Given records:
================================
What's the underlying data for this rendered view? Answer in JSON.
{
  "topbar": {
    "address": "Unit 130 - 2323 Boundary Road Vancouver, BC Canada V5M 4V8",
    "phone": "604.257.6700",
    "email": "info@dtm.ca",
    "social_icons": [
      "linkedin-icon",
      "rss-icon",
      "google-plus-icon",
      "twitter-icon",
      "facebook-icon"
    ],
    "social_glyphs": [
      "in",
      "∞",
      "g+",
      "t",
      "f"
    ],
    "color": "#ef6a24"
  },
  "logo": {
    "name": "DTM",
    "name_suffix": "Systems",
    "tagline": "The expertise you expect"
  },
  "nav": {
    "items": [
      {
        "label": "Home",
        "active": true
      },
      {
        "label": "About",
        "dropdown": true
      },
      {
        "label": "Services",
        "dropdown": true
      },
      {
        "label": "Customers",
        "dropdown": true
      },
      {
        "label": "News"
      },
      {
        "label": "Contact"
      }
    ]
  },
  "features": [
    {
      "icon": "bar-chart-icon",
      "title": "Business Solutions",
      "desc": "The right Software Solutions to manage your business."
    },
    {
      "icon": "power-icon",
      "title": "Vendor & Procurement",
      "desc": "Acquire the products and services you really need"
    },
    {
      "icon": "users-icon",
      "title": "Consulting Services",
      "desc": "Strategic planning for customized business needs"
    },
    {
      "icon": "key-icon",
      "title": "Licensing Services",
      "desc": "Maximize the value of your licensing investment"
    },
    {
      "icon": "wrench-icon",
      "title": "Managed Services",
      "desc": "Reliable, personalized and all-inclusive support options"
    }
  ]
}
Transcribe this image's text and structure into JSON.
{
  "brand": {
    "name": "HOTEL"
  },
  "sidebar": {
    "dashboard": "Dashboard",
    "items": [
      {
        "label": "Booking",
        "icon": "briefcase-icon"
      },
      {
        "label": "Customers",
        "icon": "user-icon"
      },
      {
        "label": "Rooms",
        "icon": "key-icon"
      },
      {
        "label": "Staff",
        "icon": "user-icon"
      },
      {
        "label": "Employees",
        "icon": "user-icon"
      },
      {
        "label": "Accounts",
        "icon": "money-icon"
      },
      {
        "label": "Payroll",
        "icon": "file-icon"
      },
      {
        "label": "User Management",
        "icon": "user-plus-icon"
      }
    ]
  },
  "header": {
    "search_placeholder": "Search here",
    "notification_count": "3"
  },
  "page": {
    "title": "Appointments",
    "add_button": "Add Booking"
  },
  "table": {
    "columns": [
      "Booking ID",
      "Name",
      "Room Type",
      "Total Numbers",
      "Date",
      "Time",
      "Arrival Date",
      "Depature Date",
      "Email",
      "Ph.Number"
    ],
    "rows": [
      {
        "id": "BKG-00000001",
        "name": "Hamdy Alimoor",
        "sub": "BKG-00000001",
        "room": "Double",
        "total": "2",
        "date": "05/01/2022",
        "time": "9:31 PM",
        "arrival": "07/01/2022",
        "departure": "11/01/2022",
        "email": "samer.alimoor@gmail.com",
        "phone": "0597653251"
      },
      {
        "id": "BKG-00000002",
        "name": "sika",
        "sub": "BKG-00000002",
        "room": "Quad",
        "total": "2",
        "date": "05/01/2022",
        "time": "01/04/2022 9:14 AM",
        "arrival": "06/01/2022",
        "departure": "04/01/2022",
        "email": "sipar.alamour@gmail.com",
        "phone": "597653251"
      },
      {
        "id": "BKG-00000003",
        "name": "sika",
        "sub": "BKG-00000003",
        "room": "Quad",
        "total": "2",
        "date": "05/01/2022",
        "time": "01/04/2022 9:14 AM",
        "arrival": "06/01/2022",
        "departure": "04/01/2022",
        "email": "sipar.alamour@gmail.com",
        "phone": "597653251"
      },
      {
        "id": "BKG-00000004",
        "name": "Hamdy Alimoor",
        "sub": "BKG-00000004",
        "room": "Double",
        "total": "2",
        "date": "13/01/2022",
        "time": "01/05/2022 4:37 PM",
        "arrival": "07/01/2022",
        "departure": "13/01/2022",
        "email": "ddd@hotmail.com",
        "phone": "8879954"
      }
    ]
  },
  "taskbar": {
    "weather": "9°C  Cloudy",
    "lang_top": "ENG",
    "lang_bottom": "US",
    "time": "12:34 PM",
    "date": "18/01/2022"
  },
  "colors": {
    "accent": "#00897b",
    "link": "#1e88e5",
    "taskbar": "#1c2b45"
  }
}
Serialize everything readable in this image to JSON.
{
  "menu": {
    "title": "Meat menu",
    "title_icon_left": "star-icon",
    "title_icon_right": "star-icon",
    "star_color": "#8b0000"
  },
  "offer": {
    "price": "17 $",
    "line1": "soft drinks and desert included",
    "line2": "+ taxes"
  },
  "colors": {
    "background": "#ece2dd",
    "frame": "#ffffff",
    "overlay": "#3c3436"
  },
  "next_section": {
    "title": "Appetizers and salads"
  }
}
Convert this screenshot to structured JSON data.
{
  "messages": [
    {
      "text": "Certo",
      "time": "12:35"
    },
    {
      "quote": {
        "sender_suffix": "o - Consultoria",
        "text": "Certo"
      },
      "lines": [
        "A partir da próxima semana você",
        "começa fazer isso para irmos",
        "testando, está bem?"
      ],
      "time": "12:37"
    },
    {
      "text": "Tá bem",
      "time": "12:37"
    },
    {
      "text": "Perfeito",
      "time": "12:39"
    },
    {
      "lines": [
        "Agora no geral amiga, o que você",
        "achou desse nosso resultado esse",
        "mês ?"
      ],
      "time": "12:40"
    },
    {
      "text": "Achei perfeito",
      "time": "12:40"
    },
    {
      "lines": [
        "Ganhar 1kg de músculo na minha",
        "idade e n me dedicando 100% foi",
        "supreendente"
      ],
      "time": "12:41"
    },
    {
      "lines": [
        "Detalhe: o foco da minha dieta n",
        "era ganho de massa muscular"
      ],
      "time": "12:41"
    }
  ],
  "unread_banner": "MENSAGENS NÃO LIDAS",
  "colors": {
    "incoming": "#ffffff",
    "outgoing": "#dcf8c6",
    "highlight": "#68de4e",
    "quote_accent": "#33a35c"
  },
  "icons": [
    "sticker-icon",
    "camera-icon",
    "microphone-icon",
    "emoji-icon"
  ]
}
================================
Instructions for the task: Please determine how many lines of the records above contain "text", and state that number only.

Response: 6